Well, not really labor vs. material – just labor in this case. When Michele and I went to Death Valley and back a couple of weeks ago, we pretty much stayed off of the 5 – I can't help it, that just sounds weird, I'm going back to calling it I5 (which only looks weird). Anyway, because we didn't spend much time on I5, we didn't stop at any official reststops this trip.
But I was reminded of an incident from a couple of years ago, probably closer to 15 years ago.
We stopped at a reststop that was in the middle of a farming area and – like all reststops – fenced off from the surrounding area. It sort of reminded me of the compound where I lived when I was in the Army stationed in Korea where the native people and their normal life – for them – was on the other side of the fence.Occasionally, on the other side of the fence, both here and in Korea, we would see farmers working.
On this occasion – I5, not Korea – there were farmers, or farm workers, or just stray people, trying to sell us produce through the fence. We bought something, probably almonds. The next time we came by, the sellers were gone and, in their place, were signs saying that vending was illegal. It still pisses me off.
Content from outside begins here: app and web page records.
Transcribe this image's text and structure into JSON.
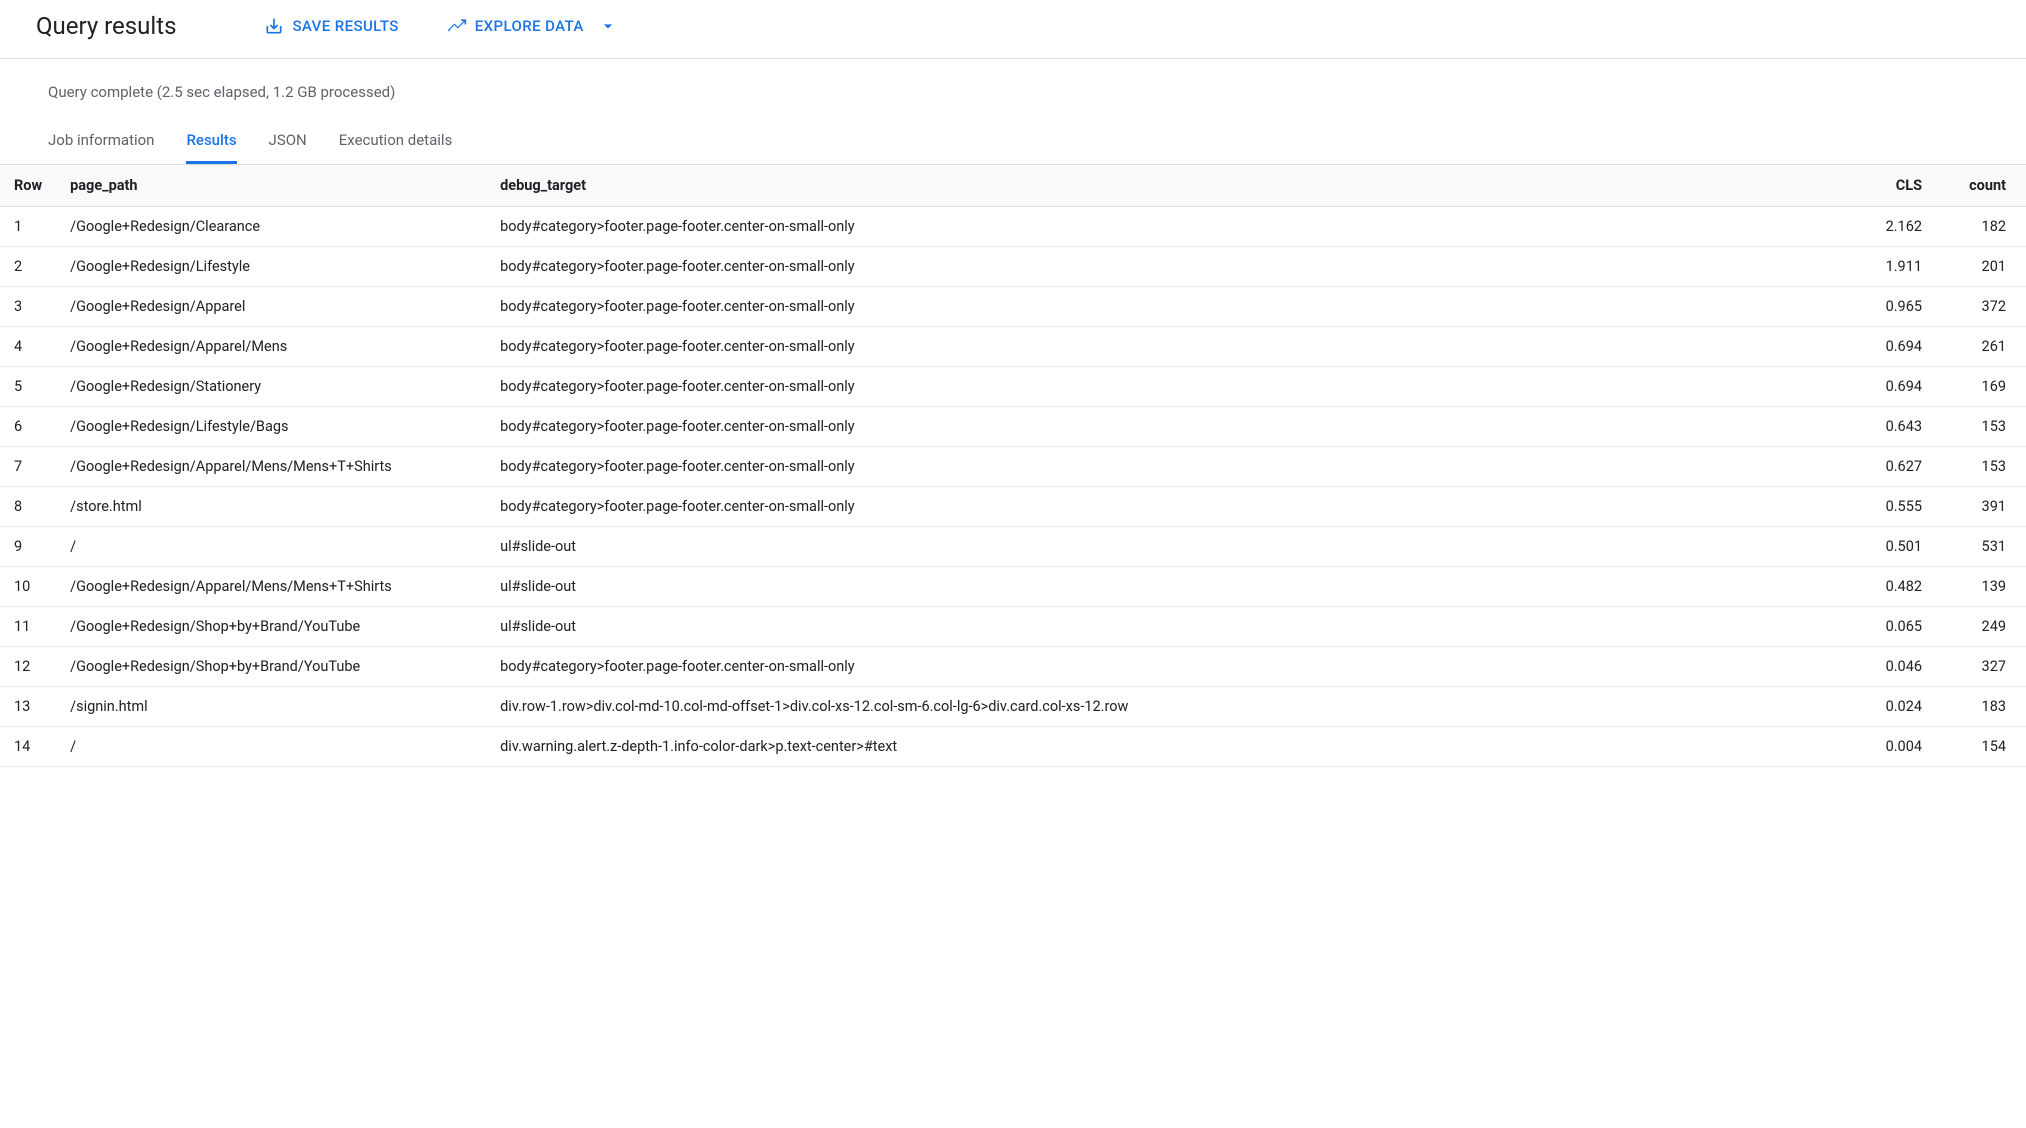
{
  "header": {
    "title": "Query results",
    "save_label": "SAVE RESULTS",
    "explore_label": "EXPLORE DATA"
  },
  "status": "Query complete (2.5 sec elapsed, 1.2 GB processed)",
  "tabs": {
    "job_info": "Job information",
    "results": "Results",
    "json": "JSON",
    "exec": "Execution details"
  },
  "columns": {
    "row": "Row",
    "page_path": "page_path",
    "debug_target": "debug_target",
    "cls": "CLS",
    "count": "count"
  },
  "rows": [
    {
      "n": "1",
      "page_path": "/Google+Redesign/Clearance",
      "debug_target": "body#category>footer.page-footer.center-on-small-only",
      "cls": "2.162",
      "count": "182"
    },
    {
      "n": "2",
      "page_path": "/Google+Redesign/Lifestyle",
      "debug_target": "body#category>footer.page-footer.center-on-small-only",
      "cls": "1.911",
      "count": "201"
    },
    {
      "n": "3",
      "page_path": "/Google+Redesign/Apparel",
      "debug_target": "body#category>footer.page-footer.center-on-small-only",
      "cls": "0.965",
      "count": "372"
    },
    {
      "n": "4",
      "page_path": "/Google+Redesign/Apparel/Mens",
      "debug_target": "body#category>footer.page-footer.center-on-small-only",
      "cls": "0.694",
      "count": "261"
    },
    {
      "n": "5",
      "page_path": "/Google+Redesign/Stationery",
      "debug_target": "body#category>footer.page-footer.center-on-small-only",
      "cls": "0.694",
      "count": "169"
    },
    {
      "n": "6",
      "page_path": "/Google+Redesign/Lifestyle/Bags",
      "debug_target": "body#category>footer.page-footer.center-on-small-only",
      "cls": "0.643",
      "count": "153"
    },
    {
      "n": "7",
      "page_path": "/Google+Redesign/Apparel/Mens/Mens+T+Shirts",
      "debug_target": "body#category>footer.page-footer.center-on-small-only",
      "cls": "0.627",
      "count": "153"
    },
    {
      "n": "8",
      "page_path": "/store.html",
      "debug_target": "body#category>footer.page-footer.center-on-small-only",
      "cls": "0.555",
      "count": "391"
    },
    {
      "n": "9",
      "page_path": "/",
      "debug_target": "ul#slide-out",
      "cls": "0.501",
      "count": "531"
    },
    {
      "n": "10",
      "page_path": "/Google+Redesign/Apparel/Mens/Mens+T+Shirts",
      "debug_target": "ul#slide-out",
      "cls": "0.482",
      "count": "139"
    },
    {
      "n": "11",
      "page_path": "/Google+Redesign/Shop+by+Brand/YouTube",
      "debug_target": "ul#slide-out",
      "cls": "0.065",
      "count": "249"
    },
    {
      "n": "12",
      "page_path": "/Google+Redesign/Shop+by+Brand/YouTube",
      "debug_target": "body#category>footer.page-footer.center-on-small-only",
      "cls": "0.046",
      "count": "327"
    },
    {
      "n": "13",
      "page_path": "/signin.html",
      "debug_target": "div.row-1.row>div.col-md-10.col-md-offset-1>div.col-xs-12.col-sm-6.col-lg-6>div.card.col-xs-12.row",
      "cls": "0.024",
      "count": "183"
    },
    {
      "n": "14",
      "page_path": "/",
      "debug_target": "div.warning.alert.z-depth-1.info-color-dark>p.text-center>#text",
      "cls": "0.004",
      "count": "154"
    }
  ]
}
They were just trying to make a buck by providing a service.
But, if we want a snack, we are forced to go down the freeway until we come to an interchange that features, authorized, chain fast-food joints and gas station stores. (That have hired lobbyists to get their franchises protected.) Everywhere I have traveled, except the USA and England, there have been informal vendors selling various foods and trinkets. In China, the state not only allows it, but encourages it by building sales kiosks and open, covered sheds, where people are
likely to stop. Especially in National Parks as shown below.
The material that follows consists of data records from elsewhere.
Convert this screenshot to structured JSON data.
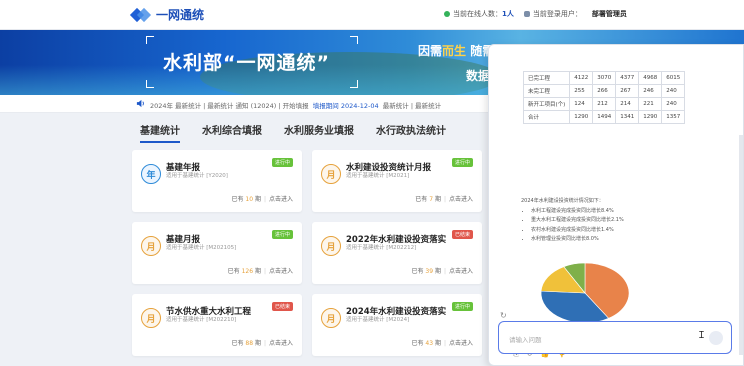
{
  "header": {
    "logo_text": "一网通统",
    "online_label": "当前在线人数：",
    "online_count": "1人",
    "user_label": "当前登录用户：",
    "user_name": "部署管理员"
  },
  "banner": {
    "title": "水利部“一网通统”",
    "sub_line1_pre": "因需",
    "sub_line1_hl": "而生",
    "sub_line1_post": "随需而变",
    "sub_line2": "数据"
  },
  "notice": {
    "text_a": "2024年 最新统计 | 最新统计 通知 (12024) | 开始填报",
    "text_blue": "填报期间 2024-12-04",
    "text_b": "最新统计 | 最新统计"
  },
  "tabs": [
    "基建统计",
    "水利综合填报",
    "水利服务业填报",
    "水行政执法统计"
  ],
  "cards": [
    {
      "icon": "年",
      "title": "基建年报",
      "src": "适用于基建统计 [Y2020]",
      "tag": "进行中",
      "tag_color": "#67c23a",
      "count": "10",
      "unit": "期",
      "action": "点击进入"
    },
    {
      "icon": "月",
      "title": "水利建设投资统计月报",
      "src": "适用于基建统计 [M2021]",
      "tag": "进行中",
      "tag_color": "#67c23a",
      "count": "7",
      "unit": "期",
      "action": "点击进入"
    },
    {
      "icon": "月",
      "title": "基建月报",
      "src": "适用于基建统计 [M202105]",
      "tag": "进行中",
      "tag_color": "#67c23a",
      "count": "126",
      "unit": "期",
      "action": "点击进入"
    },
    {
      "icon": "月",
      "title": "2022年水利建设投资落实...",
      "src": "适用于基建统计 [M202212]",
      "tag": "已结束",
      "tag_color": "#e0564b",
      "count": "39",
      "unit": "期",
      "action": "点击进入"
    },
    {
      "icon": "月",
      "title": "节水供水重大水利工程",
      "src": "适用于基建统计 [M202210]",
      "tag": "已结束",
      "tag_color": "#e0564b",
      "count": "88",
      "unit": "期",
      "action": "点击进入"
    },
    {
      "icon": "月",
      "title": "2024年水利建设投资落实...",
      "src": "适用于基建统计 [M2024]",
      "tag": "进行中",
      "tag_color": "#67c23a",
      "count": "43",
      "unit": "期",
      "action": "点击进入"
    }
  ],
  "chat": {
    "table": [
      [
        "已完工程",
        "4122",
        "3070",
        "4377",
        "4968",
        "6015"
      ],
      [
        "未完工程",
        "255",
        "266",
        "267",
        "246",
        "240"
      ],
      [
        "新开工项目(个)",
        "124",
        "212",
        "214",
        "221",
        "240"
      ],
      [
        "合计",
        "1290",
        "1494",
        "1341",
        "1290",
        "1357"
      ]
    ],
    "summary": "2024年水利建设投资统计情况如下：",
    "bullets": [
      "水利工程建设完成投资同比增长8.4%",
      "重大水利工程建设完成投资同比增长2.1%",
      "农村水利建设完成投资同比增长1.4%",
      "水利管理业投资同比增长8.0%"
    ],
    "input_placeholder": "请输入问题"
  },
  "chart_data": {
    "type": "pie",
    "values": [
      41,
      35,
      16,
      8
    ],
    "colors": [
      "#e8834a",
      "#2f6fb5",
      "#f0c13a",
      "#7fb04a"
    ],
    "title": "",
    "labels": []
  }
}
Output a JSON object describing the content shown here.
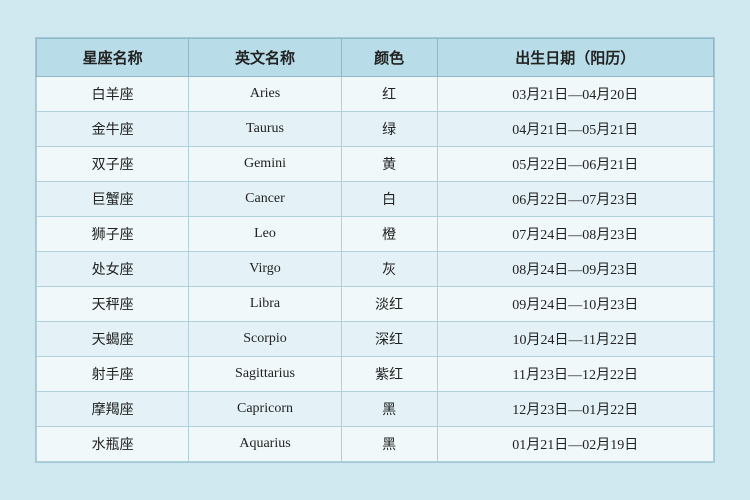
{
  "table": {
    "headers": [
      "星座名称",
      "英文名称",
      "颜色",
      "出生日期（阳历）"
    ],
    "rows": [
      {
        "chinese": "白羊座",
        "english": "Aries",
        "color": "红",
        "dates": "03月21日—04月20日"
      },
      {
        "chinese": "金牛座",
        "english": "Taurus",
        "color": "绿",
        "dates": "04月21日—05月21日"
      },
      {
        "chinese": "双子座",
        "english": "Gemini",
        "color": "黄",
        "dates": "05月22日—06月21日"
      },
      {
        "chinese": "巨蟹座",
        "english": "Cancer",
        "color": "白",
        "dates": "06月22日—07月23日"
      },
      {
        "chinese": "狮子座",
        "english": "Leo",
        "color": "橙",
        "dates": "07月24日—08月23日"
      },
      {
        "chinese": "处女座",
        "english": "Virgo",
        "color": "灰",
        "dates": "08月24日—09月23日"
      },
      {
        "chinese": "天秤座",
        "english": "Libra",
        "color": "淡红",
        "dates": "09月24日—10月23日"
      },
      {
        "chinese": "天蝎座",
        "english": "Scorpio",
        "color": "深红",
        "dates": "10月24日—11月22日"
      },
      {
        "chinese": "射手座",
        "english": "Sagittarius",
        "color": "紫红",
        "dates": "11月23日—12月22日"
      },
      {
        "chinese": "摩羯座",
        "english": "Capricorn",
        "color": "黑",
        "dates": "12月23日—01月22日"
      },
      {
        "chinese": "水瓶座",
        "english": "Aquarius",
        "color": "黑",
        "dates": "01月21日—02月19日"
      }
    ]
  }
}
Imagine how nice it would be if, instead of discouraging vendors at reststops, the state encouraged them. We could buy a taco at a reststop on I5 on the way to LA. Or, at the viewpoint at the north end of the Golden Gate Bridge, we could get a fresh Chinese burrito. I think that our country would be better for it and it would probably help with our unemployment problem.